On March 21, 2017, the Northern District of Texas dismissed a former employee’s whistleblower retaliation claim on the ground that her allegations of fraud were too far removed from potentially harming the shareholders of a publicly-traded company to be covered under SOX’s anti-retaliation protections. Brown v. Colonial Savings, F.A., No. 4:16-cv-00884 (N.D. Tex. Mar. 21, 2017).
Plaintiff Joann Brown was Defendant Colonial Savings, F.A.’s Assistant Vice President of Business Support. In February 2015, she allegedly learned that Defendant, which is a privately-owned bank that services mortgage loans for other banks (including publicly-traded banks) and on its own behalf, had mailed untimely and backdated notices to certain customers informing them of material changes to its automatic clearing house services. As a result, Plaintiff alleged, approximately 40,000 customers incurred overdraft fees and negative account balances. According to Plaintiff, however, Defendant underreported the scope of the error to the publicly-traded banks for which it services mortgages, causing those banks to materially misstate their financial statements, which in turn harmed shareholders of the banks who purchased or sold securities in reliance on such financial statements.
After learning about the untimely notices, Plaintiff alerted both her supervisor and the Human Resources Department that Defendant was potentially violating one of the consumer finance laws. In response to her complaints, Plaintiff alleged that her direct supervisor and another supervisor verbally abused her, excluded her from a leadership training event, issued a critical performance review to her, placed her on a “vague and impossible” performance improvement plan, and subsequently presented a severance package to her with the intention of terminating her employment. Plaintiff also alleged that Defendant defamed her and obstructed her unemployment benefits after she resigned.
Plaintiff filed suit against Defendant for violations of SOX and Dodd-Frank’s anti-retaliation provisions, in addition to common law tort claims. With respect to her SOX whistleblower claim, Plaintiff asserted that Defendant’s actions, including its alleged underreporting of the notice error to the “investors, banks, and government entities” for which Defendant services mortgages, constituted fraud and thus brought her complaints within the scope of SOX’s whistleblower protections. Defendant moved to dismiss Plaintiff’s whistleblower claims for failure to state a claim.

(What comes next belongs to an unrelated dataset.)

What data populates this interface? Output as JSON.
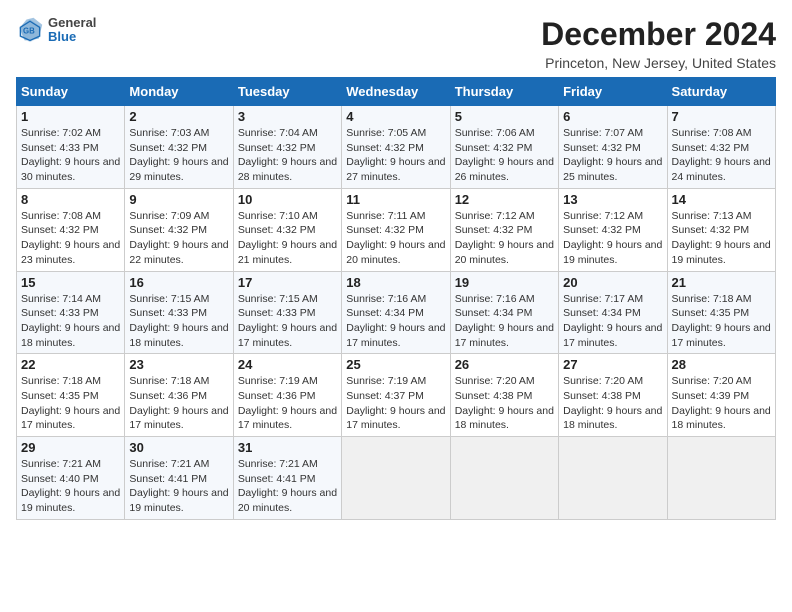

Reviewing Plaintiff’s allegations, the Court concluded that she had not alleged any “facts that would bring any of her claims within the coverage of § 1514A.” In particular, the Court dismissed Plaintiff’s claims that she was unlawfully retaliated against after reporting Defendant’s allegedly untimely and backdated notices as too far removed from potentially or actually harming shareholders of any publicly-traded companies. The Court reasoned that “[e]xpanding whistleblower protection as plaintiff requests would transform SOX into a general anti-retaliation statute, which it is not.” As a result, her complaints to Defendant were not protected activity for purposes of pleading a SOX whistleblower claim.
In reaching its decision, the Court relied heavily on the Supreme Court’s holding in Lawson v. FMR LLC, 572 U.S. ___, 134 S. Ct. 1158 (2014) and the Eastern District of Pennsylvania’s subsequent ruling in Gibney v. Evolution Mktg. Research, LLC, 25 F. Supp. 3d 741 (E.D. Pa. 2014). In Lawson, the Supreme Court held that SOX’s whistleblower protections extend to employees of contractors and subcontractors. In its Gibney decision, however, the Eastern District of Pennsylvania held that there are important limitations to Lawson’s reach. As the Gibney court explained, “[n]othing in the text of § 1514A or the Lawson decision suggests that SOX was intended to encompass every situation in which any party takes an action that has some attenuated, negative effect on the revenue of a publicly-traded company, and by extension decreases the value of a shareholder’s investment.” Instead, the Gibney court emphasized, “the specific shareholder fraud contemplated by SOX is that in which a public company – either acting on its own or acting through its contractors – makes material misrepresentations about its financial picture in order to deceive its shareholders.”
The Court’s decision is a helpful reminder that, although Lawson greatly expanded the universe of companies regulated by SOX’s whistleblower provision, there may be meaningful limitations to its reach. This is a valuable win for employers – and especially for contractors of publicly-traded companies – confronting SOX whistleblower claims based on alleged fraudulent activities that are two or more steps removed from any potential harm to shareholders.